Committee for Children Blog

Celebrating Asian American and Pacific Islander Heritage Month

By Zheng Wang

Growing up in China, I didn’t know I had “Asian eyes.” I’m not referring to the slanted eye shape connected with a racist gesture. I’m talking about smaller eyes that nearly disappear when I smile. In reality, Asian people’s eyes come in many shapes and sizes, just like people of other races. Yet smaller, squinted eyes have become one of many Asian stereotypes based on appearance. One time as I posed for a photo with a large group of friends, there came the helpful reminder from my friend behind the camera: “Zheng, open your eyes!” Everyone laughed as he took the picture. I didn’t think much of it, aside from a strange sense of embarrassment. I supposed it was nice that I could help the group achieve a happy photo.

When I was asked to write this article, the prompt was: What does it mean to be Asian American and Pacific Islander (AAPI)? That is a complicated question. The AAPI community is hardly a monolith, as it encompasses many distinct ethnicities and cultures. Yet our community does share a common experience that is unfortunately rooted in prejudice and oppression.

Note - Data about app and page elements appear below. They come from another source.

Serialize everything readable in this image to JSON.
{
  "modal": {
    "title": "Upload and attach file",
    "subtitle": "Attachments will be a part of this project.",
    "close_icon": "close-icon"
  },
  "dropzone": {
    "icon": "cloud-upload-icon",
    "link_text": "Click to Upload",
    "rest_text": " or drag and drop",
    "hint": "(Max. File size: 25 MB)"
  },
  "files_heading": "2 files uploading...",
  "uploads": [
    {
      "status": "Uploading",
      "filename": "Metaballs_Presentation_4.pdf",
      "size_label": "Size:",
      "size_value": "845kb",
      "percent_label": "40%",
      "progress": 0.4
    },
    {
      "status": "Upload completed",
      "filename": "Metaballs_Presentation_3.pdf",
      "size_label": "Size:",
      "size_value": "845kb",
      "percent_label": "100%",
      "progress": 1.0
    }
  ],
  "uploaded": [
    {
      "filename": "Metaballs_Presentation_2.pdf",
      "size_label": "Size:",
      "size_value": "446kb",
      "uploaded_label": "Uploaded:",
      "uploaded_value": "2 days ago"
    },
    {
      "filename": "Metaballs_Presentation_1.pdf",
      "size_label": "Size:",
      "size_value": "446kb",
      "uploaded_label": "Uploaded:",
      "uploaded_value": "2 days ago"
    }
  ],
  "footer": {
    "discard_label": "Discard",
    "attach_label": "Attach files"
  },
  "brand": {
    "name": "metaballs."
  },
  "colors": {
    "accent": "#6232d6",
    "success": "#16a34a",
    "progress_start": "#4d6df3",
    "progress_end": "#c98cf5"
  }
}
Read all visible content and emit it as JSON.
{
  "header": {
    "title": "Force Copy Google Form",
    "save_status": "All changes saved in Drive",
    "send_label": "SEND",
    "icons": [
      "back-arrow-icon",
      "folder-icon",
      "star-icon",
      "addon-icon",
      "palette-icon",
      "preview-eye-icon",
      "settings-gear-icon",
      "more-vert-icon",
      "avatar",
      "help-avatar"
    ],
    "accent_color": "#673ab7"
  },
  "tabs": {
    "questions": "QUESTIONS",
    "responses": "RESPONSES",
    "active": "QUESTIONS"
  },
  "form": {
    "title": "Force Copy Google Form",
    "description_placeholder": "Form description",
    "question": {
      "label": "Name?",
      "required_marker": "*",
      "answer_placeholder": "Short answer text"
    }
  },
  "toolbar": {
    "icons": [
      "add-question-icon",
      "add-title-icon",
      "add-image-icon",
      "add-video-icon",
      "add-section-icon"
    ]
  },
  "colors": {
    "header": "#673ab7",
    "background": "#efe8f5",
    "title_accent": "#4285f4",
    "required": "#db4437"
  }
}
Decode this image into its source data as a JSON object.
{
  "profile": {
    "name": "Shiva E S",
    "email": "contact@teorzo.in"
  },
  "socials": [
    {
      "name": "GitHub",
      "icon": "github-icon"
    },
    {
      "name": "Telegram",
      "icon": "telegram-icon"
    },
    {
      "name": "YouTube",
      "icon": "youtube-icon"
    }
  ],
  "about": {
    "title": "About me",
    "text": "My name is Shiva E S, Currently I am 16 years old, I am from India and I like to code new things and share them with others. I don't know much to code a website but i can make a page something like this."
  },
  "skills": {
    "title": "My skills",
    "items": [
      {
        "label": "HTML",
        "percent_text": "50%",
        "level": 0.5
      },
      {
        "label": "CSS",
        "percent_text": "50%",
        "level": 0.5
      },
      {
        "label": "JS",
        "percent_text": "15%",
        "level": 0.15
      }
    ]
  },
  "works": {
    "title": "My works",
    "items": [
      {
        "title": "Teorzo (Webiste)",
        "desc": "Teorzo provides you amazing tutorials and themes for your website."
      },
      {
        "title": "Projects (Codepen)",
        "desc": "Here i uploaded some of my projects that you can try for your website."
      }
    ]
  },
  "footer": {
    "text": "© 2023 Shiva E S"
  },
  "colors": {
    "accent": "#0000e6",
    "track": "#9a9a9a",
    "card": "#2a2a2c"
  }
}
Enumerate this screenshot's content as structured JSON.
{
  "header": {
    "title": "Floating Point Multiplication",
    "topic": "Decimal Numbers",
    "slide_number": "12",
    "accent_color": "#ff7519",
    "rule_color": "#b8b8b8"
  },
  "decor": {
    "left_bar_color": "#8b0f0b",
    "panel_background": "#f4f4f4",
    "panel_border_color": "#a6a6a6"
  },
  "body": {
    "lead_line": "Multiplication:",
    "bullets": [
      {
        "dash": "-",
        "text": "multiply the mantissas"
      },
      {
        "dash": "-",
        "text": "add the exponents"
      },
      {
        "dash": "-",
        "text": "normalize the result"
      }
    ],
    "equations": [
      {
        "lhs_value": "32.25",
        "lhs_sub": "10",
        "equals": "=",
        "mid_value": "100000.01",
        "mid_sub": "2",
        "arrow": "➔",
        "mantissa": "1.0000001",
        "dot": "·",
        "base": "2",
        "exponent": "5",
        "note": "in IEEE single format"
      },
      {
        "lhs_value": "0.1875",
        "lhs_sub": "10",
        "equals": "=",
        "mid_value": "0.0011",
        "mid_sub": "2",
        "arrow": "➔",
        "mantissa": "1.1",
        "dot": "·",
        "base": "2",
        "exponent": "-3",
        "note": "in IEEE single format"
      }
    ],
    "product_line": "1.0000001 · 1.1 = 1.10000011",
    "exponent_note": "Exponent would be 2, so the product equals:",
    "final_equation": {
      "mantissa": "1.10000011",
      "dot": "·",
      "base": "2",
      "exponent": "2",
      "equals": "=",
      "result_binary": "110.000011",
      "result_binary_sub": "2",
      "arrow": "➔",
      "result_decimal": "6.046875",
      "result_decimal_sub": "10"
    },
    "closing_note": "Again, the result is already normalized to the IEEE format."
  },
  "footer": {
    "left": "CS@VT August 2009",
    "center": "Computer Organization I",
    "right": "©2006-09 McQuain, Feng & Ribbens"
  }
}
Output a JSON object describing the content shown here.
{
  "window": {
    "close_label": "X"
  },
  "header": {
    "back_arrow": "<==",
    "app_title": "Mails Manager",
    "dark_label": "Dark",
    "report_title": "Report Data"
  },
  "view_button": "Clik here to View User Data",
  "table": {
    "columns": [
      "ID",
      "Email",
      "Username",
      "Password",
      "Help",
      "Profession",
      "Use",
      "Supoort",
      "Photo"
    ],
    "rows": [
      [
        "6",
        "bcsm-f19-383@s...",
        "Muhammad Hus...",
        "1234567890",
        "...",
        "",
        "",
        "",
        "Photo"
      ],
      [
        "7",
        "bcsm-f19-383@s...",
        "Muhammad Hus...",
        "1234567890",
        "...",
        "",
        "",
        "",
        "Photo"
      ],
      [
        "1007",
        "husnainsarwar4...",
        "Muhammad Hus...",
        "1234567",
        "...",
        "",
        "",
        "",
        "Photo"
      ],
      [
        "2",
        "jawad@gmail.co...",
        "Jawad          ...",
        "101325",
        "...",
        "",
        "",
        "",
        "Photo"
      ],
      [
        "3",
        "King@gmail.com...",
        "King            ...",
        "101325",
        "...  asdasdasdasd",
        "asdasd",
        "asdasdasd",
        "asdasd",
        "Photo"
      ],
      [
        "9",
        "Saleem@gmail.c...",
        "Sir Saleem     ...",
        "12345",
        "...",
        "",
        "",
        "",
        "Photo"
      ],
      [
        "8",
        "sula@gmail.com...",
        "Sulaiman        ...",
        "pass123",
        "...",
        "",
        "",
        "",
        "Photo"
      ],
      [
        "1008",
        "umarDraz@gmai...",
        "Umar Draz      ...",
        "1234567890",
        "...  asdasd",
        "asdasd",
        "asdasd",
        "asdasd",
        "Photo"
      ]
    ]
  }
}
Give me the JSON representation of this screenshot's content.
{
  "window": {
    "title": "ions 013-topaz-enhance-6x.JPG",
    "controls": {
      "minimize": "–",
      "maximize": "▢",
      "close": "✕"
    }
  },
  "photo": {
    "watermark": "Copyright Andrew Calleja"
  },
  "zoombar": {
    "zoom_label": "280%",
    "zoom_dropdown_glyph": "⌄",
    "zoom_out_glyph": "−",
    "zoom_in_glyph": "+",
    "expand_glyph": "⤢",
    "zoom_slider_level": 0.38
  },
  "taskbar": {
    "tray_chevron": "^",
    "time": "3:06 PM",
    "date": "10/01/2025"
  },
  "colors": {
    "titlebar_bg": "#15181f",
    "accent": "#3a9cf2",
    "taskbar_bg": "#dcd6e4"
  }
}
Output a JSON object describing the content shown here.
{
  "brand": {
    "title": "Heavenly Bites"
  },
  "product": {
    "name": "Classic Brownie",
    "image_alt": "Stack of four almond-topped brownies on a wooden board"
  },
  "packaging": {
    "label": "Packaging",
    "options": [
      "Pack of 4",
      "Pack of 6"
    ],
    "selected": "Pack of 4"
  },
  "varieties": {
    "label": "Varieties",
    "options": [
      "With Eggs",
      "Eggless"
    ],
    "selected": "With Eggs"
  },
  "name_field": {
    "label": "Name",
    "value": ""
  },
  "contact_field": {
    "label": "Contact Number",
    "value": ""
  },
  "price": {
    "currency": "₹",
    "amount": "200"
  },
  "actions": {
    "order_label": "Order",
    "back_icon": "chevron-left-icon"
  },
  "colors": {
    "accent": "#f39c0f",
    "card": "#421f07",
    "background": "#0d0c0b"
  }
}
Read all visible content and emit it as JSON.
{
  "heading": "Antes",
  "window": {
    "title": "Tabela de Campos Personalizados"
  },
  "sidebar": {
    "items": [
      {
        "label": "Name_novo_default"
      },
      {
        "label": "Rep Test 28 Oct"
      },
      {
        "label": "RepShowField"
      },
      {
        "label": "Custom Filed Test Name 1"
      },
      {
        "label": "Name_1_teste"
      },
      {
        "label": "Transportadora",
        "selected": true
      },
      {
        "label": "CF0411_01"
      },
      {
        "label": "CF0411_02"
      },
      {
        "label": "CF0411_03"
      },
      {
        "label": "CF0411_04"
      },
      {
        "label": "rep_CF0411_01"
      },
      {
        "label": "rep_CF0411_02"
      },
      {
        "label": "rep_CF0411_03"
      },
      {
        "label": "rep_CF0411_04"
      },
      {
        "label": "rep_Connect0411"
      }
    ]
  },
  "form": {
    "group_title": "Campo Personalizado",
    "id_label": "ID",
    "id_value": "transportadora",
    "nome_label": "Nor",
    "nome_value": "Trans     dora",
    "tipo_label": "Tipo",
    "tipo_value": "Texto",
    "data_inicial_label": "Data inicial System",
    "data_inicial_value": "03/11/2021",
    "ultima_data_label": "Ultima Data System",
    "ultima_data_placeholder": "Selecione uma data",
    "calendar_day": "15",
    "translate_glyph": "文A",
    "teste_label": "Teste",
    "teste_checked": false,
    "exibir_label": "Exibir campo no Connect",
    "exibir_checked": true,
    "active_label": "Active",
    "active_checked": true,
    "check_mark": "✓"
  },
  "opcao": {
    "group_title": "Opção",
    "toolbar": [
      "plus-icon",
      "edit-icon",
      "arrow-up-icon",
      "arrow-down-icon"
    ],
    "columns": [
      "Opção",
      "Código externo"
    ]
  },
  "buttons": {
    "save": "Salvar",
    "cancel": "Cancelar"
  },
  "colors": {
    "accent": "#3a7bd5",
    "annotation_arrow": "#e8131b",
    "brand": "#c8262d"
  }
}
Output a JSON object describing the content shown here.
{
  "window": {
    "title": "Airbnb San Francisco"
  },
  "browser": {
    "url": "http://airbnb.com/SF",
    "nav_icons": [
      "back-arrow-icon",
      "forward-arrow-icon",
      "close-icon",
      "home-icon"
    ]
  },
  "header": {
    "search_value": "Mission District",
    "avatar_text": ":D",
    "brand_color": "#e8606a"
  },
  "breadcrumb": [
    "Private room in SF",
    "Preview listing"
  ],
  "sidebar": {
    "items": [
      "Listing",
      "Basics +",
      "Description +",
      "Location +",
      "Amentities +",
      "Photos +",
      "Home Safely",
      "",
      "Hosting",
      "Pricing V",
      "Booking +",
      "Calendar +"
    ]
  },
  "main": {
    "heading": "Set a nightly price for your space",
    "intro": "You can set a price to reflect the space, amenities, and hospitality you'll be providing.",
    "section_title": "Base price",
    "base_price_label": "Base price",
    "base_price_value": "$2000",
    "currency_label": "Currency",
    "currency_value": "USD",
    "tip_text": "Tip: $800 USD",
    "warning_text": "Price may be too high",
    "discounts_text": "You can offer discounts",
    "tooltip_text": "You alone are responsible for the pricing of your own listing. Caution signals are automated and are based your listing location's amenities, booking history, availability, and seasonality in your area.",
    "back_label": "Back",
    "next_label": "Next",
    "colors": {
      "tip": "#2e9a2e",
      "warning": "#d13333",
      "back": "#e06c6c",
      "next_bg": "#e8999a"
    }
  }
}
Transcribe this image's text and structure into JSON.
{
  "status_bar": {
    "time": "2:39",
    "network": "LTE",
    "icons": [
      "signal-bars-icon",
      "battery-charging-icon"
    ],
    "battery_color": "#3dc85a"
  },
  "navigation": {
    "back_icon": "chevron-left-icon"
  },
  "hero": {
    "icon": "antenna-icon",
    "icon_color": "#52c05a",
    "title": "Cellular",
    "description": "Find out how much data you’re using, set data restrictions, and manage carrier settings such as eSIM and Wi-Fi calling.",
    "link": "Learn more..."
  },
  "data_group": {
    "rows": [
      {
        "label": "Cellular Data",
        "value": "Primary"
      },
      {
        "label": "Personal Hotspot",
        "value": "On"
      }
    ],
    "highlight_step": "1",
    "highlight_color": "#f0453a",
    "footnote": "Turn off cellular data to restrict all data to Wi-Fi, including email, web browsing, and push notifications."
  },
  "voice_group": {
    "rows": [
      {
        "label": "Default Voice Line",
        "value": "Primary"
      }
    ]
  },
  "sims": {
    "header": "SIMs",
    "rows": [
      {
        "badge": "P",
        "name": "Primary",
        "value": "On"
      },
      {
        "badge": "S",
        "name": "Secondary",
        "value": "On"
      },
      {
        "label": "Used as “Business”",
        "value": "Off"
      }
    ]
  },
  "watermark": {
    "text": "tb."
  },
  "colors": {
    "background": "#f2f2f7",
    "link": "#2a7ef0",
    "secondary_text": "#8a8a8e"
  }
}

After a dramatic rise in anti-AAPI hatred in recent years and a string of horrific crimes in the past few months, it’s challenging to talk about being AAPI without delving into a deep well of historical injustice and collective trauma, a lot of which is still not widely known today.

AAPI people make up the fastest-growing racial and ethnic group in the United States, which means we are also the new kid. Kept mostly out of the mainstream images of the “typical” American life, we’re an easy target for racism and xenophobia—two toxic elements that comingle and combine to form a pervasive force of othering.

Othering can be subtle. It shows up as jokes and offhand remarks. It’s a lack of representation and opportunities. It’s overlooking, omitting, and “not leadership material.” It’s why questions like “where are you from?” quickly turn problematic when California or Texas is not an acceptable answer. It’s why comments like “you don’t have an accent” can be so problematic. I took that comment as a compliment when I was new to this country. Now, 27 years later and as a United States citizen, I question what it implies. When the same questions and comments are directed at my US-born AAPI friends, the intention behind the remarks deserves serious examination.

I have lived a fortunate life. No one has called me by racial slurs, yelled “go back to your country,” or spat at me—a newly popular tactic during the pandemic. Even when I experienced microaggressions—a stranger assuming I didn’t grow up with toilet paper, or my friend saying “open your eyes” to make everyone laugh— I brushed them off and moved on. Like a lot of AAPI folks, I was taught to be good and avoid making waves. But when the Atlanta shootings happened, I found myself deeply shaken. Not making waves has not kept the AAPI community safe. A cultural climate of othering, no matter how trivial it may seem in the moment, gives rise to discrimination, injustice, and tragedies. It must stop.

As our nation wakes up to the prevalence and impact of racism, I’ve started to confront my own suppressed feelings and insecurities. Did I experience racism without recognizing it? Did I choose to ignore it? Did I deny my Asian identity in order to assimilate and fit in? I now realize that I must have. From time to time over the years, I would look in the mirror and feel self-conscious about my Asian face. Especially my eyes. It’s difficult to describe that feeling of looking in the mirror and thinking my eyes are not American.

Today, I can honestly say I’m grateful for our collective awakening, uncomfortable as it may be. I’m prouder of my identity than ever before. I’m proud of my face because I see my mother in my eyes, my father in my cheeks, and my heritage in my smile. I will no longer downplay my own experiences or ignore the plight of my community. I’m not tired of fighting because I have not fought enough. To my fellow AAPI friends, I invite you to step out, speak up, and proudly bring your full self to the table.

If you want to be an ally to the AAPI community, I encourage you to start taking small steps. Read up on AAPI history in the United States. Watch AAPI movies, plays, and TV shows. Learn about the concepts of othering, model minority, and stereotype threat. And when you interact with us, put aside your assumptions and bring your authentic curiosity.

So, what does it mean to be AAPI? It means being part of a rich and beautiful heritage—a dazzling legacy of art, languages, cuisines, inventions, and philosophies that stretches back thousands of years and continues to evolve with time. It means kindness, resilience, and gentle strength. It elevates family, community, and the greater good. AAPI Heritage Month is just a reminder of what has always been there: a colorful array of cultures and traditions worthy of being embraced and celebrated.

It’s a reminder for me, too.